    Barcelona has been very imaginative in implementing its public space policy. In the last decade, several hundred new parks, squares, and promenades have been created by tearing down dilapidated apartment buildings, warehouses and factories, and by renovating existing squares and regulating traffic to benefit pedestrians.

    Reducing traffic and generating revenue for the 100 public spaces programWhen London introduced congestion pricing in 2003, it was one of the first steps towards a more sustainable and people-friendly city. Traffic in the city center was reduced by 1520%, and revenue was generated for mass transit and public realm improvements.

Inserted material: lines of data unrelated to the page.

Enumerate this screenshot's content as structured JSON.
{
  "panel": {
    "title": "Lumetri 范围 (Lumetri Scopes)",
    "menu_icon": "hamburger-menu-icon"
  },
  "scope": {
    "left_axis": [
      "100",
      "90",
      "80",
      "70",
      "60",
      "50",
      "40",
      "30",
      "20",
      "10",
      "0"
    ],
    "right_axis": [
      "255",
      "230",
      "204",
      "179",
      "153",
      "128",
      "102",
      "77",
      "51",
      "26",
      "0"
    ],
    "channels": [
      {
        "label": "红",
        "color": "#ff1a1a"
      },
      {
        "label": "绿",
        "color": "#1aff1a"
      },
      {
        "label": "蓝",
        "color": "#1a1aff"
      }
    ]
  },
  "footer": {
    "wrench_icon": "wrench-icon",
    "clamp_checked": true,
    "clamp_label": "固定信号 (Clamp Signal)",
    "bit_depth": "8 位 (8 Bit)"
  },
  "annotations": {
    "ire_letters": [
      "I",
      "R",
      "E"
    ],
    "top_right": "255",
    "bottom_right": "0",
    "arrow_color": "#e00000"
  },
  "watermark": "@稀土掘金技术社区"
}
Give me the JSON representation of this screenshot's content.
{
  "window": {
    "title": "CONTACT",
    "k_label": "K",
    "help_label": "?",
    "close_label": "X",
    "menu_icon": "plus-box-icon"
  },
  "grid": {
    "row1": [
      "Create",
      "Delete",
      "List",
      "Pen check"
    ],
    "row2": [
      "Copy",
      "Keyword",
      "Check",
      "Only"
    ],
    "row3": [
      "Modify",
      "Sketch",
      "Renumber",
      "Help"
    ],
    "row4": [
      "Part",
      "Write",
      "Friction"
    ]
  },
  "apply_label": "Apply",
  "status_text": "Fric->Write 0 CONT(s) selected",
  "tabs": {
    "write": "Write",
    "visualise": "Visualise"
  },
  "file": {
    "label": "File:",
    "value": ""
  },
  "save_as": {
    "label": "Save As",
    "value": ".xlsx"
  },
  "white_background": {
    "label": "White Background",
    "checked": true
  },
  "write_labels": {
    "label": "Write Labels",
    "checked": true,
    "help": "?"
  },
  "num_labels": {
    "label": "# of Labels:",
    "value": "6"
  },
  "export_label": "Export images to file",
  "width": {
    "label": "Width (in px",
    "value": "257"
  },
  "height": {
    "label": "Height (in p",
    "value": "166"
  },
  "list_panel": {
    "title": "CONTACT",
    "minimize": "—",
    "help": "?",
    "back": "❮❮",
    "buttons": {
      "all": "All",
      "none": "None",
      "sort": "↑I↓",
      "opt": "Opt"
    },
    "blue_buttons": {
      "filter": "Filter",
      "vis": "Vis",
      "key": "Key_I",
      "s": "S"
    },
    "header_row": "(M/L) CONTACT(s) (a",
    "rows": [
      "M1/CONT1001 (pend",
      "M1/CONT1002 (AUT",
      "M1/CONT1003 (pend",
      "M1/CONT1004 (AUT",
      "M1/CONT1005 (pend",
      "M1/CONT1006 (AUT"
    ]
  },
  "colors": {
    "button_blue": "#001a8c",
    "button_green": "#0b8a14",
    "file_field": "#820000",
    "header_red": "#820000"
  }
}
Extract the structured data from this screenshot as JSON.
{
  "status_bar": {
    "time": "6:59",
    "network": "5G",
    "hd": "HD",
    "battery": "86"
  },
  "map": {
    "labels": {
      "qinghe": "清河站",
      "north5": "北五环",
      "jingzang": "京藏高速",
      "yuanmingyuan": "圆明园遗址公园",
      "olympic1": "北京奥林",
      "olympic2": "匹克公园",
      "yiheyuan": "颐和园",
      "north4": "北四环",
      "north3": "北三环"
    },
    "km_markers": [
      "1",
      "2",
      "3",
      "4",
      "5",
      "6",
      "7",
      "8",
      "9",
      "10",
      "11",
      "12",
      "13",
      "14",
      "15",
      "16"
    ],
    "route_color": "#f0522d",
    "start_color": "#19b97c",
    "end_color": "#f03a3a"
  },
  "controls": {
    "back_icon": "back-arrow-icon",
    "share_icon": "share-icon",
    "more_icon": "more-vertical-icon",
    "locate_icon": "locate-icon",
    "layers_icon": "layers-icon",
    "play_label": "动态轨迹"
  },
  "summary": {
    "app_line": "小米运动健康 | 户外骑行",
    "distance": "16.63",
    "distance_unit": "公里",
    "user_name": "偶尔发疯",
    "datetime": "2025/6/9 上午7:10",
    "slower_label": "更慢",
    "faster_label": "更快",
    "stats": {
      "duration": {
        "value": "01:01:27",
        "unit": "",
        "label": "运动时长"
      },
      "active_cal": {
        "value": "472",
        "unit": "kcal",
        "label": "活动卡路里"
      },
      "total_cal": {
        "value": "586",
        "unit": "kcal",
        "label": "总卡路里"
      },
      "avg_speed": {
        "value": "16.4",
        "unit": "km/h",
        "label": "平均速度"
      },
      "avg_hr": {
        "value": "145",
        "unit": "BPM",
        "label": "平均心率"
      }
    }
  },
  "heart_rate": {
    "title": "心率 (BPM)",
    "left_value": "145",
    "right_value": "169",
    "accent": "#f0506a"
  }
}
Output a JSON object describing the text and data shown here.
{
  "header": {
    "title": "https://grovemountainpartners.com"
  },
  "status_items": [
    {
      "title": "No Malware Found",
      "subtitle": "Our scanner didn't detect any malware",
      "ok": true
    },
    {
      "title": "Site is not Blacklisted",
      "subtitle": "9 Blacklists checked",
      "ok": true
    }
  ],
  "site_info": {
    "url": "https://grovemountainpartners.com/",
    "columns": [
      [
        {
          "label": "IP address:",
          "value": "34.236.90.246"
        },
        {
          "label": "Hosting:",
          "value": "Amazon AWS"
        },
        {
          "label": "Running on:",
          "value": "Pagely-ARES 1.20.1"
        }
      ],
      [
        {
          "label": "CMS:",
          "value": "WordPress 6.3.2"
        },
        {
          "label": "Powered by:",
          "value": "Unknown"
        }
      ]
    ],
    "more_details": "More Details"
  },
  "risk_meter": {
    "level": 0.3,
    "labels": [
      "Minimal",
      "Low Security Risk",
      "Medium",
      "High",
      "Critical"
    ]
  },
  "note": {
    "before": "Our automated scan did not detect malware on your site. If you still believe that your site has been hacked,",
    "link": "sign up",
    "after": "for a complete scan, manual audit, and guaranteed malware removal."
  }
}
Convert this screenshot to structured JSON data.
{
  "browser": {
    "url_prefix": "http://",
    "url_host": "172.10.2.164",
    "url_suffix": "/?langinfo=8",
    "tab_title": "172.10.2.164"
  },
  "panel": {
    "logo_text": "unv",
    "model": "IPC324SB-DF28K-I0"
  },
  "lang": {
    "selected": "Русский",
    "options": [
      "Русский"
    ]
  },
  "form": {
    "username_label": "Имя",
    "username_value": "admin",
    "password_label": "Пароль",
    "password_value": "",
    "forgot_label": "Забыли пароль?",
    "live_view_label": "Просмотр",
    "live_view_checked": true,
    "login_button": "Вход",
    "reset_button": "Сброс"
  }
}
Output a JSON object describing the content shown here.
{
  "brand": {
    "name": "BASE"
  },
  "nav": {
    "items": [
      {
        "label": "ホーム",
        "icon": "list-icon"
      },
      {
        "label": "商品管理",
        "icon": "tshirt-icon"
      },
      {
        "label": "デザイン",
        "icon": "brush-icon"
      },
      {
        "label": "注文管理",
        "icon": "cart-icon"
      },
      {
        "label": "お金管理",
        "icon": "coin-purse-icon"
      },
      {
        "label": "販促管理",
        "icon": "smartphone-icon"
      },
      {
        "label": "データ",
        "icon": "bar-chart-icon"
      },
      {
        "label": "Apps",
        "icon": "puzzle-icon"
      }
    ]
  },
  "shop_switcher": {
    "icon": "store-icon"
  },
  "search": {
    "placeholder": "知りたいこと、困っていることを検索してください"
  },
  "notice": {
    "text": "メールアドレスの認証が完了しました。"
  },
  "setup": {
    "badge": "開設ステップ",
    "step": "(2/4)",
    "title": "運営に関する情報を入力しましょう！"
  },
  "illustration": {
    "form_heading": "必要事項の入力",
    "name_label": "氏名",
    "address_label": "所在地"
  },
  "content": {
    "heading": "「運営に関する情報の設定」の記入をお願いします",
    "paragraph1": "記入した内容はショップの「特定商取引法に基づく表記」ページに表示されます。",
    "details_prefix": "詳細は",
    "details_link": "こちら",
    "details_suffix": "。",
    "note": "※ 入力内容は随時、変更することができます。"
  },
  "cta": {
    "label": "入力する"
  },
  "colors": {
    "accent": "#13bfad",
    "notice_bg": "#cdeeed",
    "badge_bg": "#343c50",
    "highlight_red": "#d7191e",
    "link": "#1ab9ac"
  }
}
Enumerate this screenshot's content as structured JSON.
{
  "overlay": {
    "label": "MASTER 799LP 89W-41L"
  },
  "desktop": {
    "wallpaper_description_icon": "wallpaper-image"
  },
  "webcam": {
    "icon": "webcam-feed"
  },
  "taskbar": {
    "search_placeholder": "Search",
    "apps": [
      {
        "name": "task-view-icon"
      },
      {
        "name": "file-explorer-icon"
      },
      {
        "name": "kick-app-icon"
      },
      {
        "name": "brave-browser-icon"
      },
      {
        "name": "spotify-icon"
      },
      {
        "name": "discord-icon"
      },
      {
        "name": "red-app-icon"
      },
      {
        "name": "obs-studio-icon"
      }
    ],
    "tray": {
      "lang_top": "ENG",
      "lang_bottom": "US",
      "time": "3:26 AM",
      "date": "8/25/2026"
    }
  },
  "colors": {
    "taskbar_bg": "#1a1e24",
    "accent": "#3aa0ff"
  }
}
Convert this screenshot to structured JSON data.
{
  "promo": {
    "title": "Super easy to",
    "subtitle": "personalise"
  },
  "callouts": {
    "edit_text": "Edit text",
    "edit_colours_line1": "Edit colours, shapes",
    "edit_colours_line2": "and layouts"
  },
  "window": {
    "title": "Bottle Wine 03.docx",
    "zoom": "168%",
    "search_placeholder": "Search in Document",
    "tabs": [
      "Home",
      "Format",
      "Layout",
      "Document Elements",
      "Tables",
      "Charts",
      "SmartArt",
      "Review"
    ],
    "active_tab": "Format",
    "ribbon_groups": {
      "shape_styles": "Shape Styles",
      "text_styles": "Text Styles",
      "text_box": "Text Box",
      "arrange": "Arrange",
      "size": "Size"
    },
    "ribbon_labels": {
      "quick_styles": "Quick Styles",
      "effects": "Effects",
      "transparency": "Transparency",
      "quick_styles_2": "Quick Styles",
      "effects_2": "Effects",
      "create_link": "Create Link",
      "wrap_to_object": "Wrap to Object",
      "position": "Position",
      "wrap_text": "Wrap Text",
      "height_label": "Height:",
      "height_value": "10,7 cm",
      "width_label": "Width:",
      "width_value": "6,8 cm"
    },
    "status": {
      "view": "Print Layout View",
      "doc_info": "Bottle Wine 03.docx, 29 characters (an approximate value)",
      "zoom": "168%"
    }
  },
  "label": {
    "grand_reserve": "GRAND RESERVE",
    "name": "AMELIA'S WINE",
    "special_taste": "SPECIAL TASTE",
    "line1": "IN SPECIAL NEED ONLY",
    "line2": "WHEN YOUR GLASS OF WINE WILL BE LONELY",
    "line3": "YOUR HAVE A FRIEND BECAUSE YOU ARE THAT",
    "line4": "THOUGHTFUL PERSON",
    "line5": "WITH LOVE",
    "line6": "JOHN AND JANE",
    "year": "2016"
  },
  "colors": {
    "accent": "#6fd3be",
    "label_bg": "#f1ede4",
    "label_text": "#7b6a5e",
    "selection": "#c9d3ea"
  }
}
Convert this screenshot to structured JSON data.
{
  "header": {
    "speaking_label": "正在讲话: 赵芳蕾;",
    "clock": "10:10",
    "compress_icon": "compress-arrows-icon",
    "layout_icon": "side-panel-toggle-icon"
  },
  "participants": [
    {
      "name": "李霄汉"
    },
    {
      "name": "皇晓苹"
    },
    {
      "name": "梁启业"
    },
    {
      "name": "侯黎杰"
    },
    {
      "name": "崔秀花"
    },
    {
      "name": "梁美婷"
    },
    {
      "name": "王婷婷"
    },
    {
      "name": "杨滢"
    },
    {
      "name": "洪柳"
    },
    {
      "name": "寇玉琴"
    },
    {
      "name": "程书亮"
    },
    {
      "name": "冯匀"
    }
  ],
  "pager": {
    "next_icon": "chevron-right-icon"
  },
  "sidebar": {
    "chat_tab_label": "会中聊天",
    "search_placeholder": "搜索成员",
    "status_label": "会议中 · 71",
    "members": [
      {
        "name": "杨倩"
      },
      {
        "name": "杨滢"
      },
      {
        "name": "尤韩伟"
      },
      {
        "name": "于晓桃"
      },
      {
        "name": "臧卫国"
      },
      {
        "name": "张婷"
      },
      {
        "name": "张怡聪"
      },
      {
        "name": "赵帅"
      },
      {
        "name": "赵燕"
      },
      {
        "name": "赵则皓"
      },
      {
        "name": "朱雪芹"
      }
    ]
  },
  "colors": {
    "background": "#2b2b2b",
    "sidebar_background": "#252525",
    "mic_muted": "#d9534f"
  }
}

    At this time, London also created a plan to become the worlds leading pedestrian city. A key component is the goal to improve 100 public spaces. Other initiatives included planting one million new trees, the development of a new streetscape design manual, and several smaller scale interventions to improve the quality of the pedestrian experience.

    Coordinated public space policyThe city of Lyon formulated a comprehensive policy in 1989 to create more space for people. City planners created a large number of parking spaces under newly renovated city squares, thus making efficient use of space and hiding a visually unappealing land use. In addition, the city has created a design palette to be used in new projects. The renovation of the citys main streets and squares was extended to the suburbs, where several hundred urban improvement projects have taken place.



    Place des Terreaux, Lyon. Ice skating at Sommerset H